**Assignment**
Would you tally how many lines in the records include the word "审批表单"? Reply with the number only.

**Exercise inputs**
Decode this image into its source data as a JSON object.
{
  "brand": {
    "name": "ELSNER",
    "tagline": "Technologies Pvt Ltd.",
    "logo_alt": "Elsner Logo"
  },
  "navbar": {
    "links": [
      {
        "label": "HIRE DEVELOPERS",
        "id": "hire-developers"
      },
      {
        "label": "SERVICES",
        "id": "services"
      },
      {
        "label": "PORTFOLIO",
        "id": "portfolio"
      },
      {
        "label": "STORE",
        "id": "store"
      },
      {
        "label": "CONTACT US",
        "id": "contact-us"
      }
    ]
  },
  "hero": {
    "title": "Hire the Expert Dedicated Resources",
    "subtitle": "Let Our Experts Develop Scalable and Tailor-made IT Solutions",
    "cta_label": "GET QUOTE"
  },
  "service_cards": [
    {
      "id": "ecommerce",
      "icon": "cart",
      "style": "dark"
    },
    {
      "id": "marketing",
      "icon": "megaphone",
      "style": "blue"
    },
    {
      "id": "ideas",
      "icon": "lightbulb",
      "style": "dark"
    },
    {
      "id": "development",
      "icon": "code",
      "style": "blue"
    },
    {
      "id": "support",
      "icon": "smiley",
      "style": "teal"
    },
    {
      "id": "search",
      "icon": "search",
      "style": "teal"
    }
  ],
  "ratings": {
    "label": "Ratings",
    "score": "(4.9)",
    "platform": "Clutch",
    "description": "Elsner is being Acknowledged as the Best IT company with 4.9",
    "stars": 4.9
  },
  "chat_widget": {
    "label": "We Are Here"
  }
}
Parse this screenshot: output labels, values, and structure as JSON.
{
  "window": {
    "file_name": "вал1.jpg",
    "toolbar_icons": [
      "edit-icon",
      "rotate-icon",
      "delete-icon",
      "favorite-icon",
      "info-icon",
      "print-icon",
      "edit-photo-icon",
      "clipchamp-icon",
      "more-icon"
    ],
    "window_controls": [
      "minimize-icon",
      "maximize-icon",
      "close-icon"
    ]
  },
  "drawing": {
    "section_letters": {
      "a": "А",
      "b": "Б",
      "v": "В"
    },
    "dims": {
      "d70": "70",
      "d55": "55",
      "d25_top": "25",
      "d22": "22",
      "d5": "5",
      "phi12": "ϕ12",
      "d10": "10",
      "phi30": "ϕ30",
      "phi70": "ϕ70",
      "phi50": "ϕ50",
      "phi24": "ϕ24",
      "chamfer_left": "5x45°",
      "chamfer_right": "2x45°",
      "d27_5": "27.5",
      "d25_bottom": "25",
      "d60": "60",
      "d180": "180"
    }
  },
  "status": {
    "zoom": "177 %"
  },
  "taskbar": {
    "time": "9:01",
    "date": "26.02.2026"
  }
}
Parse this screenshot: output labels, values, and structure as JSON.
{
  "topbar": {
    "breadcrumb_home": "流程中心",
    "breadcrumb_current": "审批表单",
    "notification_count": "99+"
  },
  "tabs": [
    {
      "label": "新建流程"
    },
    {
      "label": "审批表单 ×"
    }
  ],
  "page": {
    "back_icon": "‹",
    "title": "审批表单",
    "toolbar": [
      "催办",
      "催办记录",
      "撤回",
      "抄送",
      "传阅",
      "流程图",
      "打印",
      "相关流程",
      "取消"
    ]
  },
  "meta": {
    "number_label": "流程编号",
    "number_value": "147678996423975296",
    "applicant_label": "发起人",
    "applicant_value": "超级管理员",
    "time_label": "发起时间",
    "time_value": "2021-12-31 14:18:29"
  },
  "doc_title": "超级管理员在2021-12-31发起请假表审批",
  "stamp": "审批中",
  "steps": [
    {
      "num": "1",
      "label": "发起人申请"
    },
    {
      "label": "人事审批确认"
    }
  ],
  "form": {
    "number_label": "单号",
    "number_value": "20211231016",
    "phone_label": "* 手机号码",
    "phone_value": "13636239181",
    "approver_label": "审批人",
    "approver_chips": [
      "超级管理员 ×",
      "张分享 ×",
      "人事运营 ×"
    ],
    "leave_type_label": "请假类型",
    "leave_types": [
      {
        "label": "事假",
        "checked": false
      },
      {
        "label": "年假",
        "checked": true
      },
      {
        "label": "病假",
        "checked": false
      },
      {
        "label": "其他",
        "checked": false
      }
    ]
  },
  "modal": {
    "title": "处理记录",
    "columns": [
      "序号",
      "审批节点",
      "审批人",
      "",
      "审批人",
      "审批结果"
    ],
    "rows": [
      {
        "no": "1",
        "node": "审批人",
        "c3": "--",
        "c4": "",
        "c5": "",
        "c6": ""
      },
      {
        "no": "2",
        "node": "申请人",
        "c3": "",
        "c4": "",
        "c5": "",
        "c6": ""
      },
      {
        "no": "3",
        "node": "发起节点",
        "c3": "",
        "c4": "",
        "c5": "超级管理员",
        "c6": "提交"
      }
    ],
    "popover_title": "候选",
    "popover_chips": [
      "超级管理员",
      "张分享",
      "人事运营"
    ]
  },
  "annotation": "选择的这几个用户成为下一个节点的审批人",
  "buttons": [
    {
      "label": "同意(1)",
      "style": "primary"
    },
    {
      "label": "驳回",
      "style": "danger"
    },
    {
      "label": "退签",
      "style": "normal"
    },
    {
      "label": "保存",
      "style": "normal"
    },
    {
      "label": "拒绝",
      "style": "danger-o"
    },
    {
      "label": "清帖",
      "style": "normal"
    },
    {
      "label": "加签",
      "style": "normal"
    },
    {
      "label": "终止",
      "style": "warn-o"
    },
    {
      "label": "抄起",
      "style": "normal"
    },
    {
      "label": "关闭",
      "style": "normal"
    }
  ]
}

**Exercise output**
3